Records from a collection:
★ ★ ★

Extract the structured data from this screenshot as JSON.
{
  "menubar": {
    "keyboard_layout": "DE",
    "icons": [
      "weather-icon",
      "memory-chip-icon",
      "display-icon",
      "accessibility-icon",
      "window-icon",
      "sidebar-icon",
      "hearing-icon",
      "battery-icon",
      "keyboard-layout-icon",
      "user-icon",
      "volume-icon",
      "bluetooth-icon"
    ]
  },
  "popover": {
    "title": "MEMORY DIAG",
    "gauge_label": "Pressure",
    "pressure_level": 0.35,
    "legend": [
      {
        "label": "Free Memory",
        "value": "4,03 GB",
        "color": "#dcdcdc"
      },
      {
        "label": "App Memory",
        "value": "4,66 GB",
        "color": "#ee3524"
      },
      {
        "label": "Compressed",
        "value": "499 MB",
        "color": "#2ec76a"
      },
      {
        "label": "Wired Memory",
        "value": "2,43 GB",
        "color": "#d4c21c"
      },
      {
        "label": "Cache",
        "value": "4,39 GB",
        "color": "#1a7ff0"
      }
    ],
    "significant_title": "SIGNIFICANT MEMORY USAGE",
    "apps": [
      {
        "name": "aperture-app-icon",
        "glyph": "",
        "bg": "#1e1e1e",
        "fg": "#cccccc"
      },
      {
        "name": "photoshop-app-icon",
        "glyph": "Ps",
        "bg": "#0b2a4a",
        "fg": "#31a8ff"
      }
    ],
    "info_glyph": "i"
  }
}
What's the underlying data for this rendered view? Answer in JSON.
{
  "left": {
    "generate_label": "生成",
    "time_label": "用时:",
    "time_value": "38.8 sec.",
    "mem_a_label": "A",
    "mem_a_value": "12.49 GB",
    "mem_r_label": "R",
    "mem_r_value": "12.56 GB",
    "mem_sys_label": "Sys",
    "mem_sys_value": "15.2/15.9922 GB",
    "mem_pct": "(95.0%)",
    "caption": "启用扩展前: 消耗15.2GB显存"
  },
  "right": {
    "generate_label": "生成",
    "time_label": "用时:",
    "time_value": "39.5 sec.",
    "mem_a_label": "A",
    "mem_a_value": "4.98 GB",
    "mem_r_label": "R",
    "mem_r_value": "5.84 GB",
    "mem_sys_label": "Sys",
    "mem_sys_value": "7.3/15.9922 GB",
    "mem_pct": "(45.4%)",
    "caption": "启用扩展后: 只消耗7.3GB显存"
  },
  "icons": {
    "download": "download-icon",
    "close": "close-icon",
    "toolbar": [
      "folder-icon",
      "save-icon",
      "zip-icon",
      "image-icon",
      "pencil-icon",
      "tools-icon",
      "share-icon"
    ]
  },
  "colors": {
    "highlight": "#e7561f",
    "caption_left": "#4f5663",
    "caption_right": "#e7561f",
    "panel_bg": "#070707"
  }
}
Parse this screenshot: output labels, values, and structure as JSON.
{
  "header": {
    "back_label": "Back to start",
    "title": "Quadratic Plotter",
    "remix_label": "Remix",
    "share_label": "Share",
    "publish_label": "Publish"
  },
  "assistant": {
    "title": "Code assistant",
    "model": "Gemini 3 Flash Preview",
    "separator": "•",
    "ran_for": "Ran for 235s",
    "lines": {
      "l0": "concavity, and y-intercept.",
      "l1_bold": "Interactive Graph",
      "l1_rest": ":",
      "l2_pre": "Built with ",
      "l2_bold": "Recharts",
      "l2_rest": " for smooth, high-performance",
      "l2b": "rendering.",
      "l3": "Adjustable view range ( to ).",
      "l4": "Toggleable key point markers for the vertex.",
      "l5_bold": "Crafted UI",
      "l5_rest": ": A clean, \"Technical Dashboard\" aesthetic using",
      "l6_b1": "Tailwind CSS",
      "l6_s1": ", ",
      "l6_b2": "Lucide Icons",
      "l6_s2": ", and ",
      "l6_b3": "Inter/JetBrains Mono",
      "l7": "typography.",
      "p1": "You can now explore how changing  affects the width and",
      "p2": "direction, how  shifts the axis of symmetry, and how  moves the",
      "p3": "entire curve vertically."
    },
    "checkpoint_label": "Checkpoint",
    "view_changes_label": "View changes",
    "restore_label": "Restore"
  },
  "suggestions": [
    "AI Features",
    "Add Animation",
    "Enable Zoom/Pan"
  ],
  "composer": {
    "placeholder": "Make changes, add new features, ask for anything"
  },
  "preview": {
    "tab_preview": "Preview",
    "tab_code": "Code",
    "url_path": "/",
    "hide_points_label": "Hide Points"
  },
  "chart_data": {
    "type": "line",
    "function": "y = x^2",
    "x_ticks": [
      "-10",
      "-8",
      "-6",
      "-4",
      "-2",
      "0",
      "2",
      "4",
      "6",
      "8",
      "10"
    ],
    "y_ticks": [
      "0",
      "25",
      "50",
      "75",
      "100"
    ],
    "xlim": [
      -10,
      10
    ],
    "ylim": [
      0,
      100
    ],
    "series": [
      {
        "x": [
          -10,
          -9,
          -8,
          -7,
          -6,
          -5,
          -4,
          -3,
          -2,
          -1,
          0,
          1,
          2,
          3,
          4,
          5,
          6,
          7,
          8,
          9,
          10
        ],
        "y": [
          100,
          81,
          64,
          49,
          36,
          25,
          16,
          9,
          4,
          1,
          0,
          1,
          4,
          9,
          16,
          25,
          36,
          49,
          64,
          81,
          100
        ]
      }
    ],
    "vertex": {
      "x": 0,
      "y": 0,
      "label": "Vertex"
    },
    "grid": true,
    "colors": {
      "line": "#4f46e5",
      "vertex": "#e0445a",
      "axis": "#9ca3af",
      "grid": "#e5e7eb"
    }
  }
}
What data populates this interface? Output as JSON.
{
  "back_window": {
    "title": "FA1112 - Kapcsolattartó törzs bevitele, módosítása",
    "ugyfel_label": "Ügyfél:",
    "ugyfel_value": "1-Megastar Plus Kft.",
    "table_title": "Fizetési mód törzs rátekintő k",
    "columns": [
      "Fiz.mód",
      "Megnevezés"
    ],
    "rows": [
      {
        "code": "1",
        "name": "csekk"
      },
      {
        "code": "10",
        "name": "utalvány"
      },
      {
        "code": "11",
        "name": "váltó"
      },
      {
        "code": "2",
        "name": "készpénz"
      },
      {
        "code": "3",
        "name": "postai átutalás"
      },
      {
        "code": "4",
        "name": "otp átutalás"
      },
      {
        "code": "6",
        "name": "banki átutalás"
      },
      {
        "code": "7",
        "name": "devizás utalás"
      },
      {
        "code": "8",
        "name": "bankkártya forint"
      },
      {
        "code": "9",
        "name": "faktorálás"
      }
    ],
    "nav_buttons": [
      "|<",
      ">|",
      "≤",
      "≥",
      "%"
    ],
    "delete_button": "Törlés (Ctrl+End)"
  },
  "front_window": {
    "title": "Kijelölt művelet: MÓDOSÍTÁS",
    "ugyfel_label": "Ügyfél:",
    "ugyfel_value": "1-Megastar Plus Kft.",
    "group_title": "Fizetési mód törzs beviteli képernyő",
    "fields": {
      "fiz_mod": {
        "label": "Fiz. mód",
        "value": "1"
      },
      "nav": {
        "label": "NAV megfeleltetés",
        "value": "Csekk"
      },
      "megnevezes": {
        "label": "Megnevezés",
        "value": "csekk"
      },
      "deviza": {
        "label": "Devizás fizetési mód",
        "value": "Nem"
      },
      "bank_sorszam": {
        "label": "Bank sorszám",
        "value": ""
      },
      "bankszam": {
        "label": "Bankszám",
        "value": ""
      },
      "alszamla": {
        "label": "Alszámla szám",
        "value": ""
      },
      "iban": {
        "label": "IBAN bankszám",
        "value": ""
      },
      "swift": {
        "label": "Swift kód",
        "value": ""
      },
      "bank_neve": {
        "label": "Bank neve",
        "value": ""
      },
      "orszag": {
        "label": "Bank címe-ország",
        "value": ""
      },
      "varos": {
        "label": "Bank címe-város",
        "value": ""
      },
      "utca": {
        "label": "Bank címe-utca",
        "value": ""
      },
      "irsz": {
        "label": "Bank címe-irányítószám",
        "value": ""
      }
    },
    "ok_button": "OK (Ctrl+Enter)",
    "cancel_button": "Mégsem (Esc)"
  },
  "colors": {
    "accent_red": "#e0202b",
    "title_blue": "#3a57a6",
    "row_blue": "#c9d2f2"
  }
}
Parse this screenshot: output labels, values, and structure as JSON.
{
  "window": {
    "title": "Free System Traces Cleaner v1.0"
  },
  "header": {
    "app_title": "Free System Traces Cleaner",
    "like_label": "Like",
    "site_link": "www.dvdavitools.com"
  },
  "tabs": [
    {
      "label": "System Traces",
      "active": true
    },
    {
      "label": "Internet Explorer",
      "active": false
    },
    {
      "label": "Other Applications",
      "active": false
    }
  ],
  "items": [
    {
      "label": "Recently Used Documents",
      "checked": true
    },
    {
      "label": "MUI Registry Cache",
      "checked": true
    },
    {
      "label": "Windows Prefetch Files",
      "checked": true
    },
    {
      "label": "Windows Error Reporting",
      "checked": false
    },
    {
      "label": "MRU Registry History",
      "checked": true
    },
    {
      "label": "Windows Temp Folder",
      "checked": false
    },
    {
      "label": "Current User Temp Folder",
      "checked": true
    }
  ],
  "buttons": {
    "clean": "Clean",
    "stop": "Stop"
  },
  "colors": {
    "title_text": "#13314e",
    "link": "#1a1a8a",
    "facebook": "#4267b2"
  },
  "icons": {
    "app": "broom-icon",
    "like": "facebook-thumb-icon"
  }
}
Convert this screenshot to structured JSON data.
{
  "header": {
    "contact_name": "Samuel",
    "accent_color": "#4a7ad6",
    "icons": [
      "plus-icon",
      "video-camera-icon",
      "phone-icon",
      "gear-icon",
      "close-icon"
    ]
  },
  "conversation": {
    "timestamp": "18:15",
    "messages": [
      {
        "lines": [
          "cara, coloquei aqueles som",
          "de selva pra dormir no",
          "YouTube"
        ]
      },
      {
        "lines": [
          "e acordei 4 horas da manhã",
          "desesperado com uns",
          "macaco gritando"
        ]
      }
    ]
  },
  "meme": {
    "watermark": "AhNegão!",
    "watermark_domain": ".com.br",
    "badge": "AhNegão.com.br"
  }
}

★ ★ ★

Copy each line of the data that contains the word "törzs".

> Written reply
    "title": "FA1112 - Kapcsolattartó törzs bevitele, módosítása",
    "table_title": "Fizetési mód törzs rátekintő k",
    "group_title": "Fizetési mód törzs beviteli képernyő",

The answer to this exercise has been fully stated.